- _EXERCISE INPUT_:
>>>

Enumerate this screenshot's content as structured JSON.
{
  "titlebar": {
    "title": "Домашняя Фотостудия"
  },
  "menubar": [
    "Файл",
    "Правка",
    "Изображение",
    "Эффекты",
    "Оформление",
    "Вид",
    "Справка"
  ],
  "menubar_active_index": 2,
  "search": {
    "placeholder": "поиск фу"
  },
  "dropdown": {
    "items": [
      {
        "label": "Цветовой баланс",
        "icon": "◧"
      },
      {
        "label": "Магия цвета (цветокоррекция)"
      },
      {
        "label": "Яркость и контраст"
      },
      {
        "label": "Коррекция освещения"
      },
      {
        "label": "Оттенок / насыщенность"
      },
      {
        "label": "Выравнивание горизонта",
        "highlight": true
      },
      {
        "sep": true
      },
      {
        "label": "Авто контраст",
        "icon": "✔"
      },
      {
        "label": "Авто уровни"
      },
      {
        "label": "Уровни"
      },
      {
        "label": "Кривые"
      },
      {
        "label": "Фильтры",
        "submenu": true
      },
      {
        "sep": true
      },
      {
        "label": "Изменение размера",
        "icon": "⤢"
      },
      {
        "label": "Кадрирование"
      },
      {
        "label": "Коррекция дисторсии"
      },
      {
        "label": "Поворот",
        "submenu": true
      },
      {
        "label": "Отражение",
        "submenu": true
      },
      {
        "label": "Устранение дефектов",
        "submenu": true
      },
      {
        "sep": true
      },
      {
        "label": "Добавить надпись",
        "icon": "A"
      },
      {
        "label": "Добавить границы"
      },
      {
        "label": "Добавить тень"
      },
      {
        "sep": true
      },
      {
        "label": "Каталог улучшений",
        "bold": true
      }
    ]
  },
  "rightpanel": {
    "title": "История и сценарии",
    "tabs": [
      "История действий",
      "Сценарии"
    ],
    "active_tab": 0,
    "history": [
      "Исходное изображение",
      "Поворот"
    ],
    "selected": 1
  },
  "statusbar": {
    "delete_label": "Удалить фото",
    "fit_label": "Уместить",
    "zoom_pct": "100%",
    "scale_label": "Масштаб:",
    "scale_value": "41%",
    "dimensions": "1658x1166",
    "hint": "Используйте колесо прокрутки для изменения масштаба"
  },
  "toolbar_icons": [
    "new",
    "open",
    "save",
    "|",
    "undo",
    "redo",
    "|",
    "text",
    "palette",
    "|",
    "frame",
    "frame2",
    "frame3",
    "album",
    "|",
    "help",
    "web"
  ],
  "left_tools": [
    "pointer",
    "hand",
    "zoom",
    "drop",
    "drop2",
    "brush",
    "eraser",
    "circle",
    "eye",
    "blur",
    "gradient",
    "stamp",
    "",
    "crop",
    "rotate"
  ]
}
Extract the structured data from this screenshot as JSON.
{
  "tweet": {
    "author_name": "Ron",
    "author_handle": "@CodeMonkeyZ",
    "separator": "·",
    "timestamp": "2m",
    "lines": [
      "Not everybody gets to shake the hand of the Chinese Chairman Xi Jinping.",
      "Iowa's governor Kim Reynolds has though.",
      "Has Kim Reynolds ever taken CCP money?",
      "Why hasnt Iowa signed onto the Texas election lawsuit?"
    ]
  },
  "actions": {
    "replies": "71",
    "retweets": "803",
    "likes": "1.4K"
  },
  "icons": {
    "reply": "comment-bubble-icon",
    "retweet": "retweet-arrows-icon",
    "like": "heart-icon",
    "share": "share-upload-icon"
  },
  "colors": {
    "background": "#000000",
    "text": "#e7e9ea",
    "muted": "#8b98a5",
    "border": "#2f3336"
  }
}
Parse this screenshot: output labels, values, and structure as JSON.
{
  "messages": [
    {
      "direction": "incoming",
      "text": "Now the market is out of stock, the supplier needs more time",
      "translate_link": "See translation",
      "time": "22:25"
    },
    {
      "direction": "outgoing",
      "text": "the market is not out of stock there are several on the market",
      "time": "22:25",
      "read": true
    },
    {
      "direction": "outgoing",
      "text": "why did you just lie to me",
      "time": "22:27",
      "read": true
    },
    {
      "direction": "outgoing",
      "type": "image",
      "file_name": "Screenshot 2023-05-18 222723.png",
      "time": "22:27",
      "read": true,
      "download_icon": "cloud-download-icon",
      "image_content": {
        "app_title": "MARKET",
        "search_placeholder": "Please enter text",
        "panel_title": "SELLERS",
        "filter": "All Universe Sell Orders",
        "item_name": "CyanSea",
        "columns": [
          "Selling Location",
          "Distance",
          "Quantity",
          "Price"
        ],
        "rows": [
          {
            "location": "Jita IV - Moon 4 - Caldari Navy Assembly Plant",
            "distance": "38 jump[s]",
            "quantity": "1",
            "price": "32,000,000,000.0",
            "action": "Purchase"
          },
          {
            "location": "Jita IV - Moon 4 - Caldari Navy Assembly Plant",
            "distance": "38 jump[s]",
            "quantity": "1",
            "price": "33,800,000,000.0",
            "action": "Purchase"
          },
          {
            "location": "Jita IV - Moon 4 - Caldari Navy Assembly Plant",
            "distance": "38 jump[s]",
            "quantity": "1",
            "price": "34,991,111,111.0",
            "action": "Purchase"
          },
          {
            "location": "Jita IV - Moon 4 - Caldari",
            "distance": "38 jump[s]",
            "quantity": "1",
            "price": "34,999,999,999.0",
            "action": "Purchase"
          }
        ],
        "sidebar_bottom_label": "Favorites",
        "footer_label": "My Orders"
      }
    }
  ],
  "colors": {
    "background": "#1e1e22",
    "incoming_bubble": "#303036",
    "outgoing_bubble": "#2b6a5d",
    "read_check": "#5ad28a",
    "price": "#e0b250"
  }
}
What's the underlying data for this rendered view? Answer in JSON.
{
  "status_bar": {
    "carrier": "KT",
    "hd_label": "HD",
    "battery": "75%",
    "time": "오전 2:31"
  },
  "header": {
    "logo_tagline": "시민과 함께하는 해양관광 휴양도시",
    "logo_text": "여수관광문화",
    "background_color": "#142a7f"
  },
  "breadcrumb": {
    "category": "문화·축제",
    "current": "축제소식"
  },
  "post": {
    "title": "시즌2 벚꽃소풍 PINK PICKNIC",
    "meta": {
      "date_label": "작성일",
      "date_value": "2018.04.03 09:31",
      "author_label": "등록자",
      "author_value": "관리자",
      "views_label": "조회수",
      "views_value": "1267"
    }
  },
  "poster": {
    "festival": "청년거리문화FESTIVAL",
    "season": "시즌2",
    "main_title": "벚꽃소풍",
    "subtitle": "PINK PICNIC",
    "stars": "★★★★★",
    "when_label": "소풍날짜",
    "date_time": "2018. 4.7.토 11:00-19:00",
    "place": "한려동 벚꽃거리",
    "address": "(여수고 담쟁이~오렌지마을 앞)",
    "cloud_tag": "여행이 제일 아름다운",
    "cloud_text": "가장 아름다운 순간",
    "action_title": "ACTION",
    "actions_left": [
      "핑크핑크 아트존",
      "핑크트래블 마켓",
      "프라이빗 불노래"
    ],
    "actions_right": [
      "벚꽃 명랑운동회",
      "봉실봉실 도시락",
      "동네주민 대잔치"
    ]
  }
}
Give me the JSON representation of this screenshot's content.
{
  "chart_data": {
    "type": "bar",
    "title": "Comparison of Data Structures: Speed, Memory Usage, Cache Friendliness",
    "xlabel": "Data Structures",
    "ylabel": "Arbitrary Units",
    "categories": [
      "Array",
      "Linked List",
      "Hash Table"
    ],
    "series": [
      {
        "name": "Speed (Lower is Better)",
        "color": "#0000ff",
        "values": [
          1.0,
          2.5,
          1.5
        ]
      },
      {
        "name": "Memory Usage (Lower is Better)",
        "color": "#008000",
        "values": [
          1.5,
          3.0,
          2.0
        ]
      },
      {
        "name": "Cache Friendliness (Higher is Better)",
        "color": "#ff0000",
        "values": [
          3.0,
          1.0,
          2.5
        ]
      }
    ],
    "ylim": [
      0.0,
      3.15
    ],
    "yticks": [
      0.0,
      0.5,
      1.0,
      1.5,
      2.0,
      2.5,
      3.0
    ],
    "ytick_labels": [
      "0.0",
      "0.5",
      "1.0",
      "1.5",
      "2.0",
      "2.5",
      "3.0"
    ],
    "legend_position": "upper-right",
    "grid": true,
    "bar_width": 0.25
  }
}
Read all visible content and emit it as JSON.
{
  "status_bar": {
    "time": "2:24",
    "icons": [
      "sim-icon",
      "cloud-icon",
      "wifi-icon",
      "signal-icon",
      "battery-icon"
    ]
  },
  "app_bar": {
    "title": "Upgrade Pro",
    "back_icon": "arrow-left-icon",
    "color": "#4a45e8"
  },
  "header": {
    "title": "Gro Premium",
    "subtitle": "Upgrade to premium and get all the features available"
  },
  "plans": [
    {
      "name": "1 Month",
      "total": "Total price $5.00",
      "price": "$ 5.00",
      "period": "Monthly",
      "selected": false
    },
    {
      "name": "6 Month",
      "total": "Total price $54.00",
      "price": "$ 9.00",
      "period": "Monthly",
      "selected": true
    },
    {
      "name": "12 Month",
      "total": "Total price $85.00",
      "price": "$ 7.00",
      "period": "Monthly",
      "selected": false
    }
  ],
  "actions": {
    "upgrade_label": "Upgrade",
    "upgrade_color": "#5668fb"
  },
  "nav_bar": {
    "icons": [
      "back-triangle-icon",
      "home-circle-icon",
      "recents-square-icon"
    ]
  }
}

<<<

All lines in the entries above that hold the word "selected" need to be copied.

- _SOLUTION TO THE PROBLEM_:
    "selected": 1
      "selected": false
      "selected": true
      "selected": false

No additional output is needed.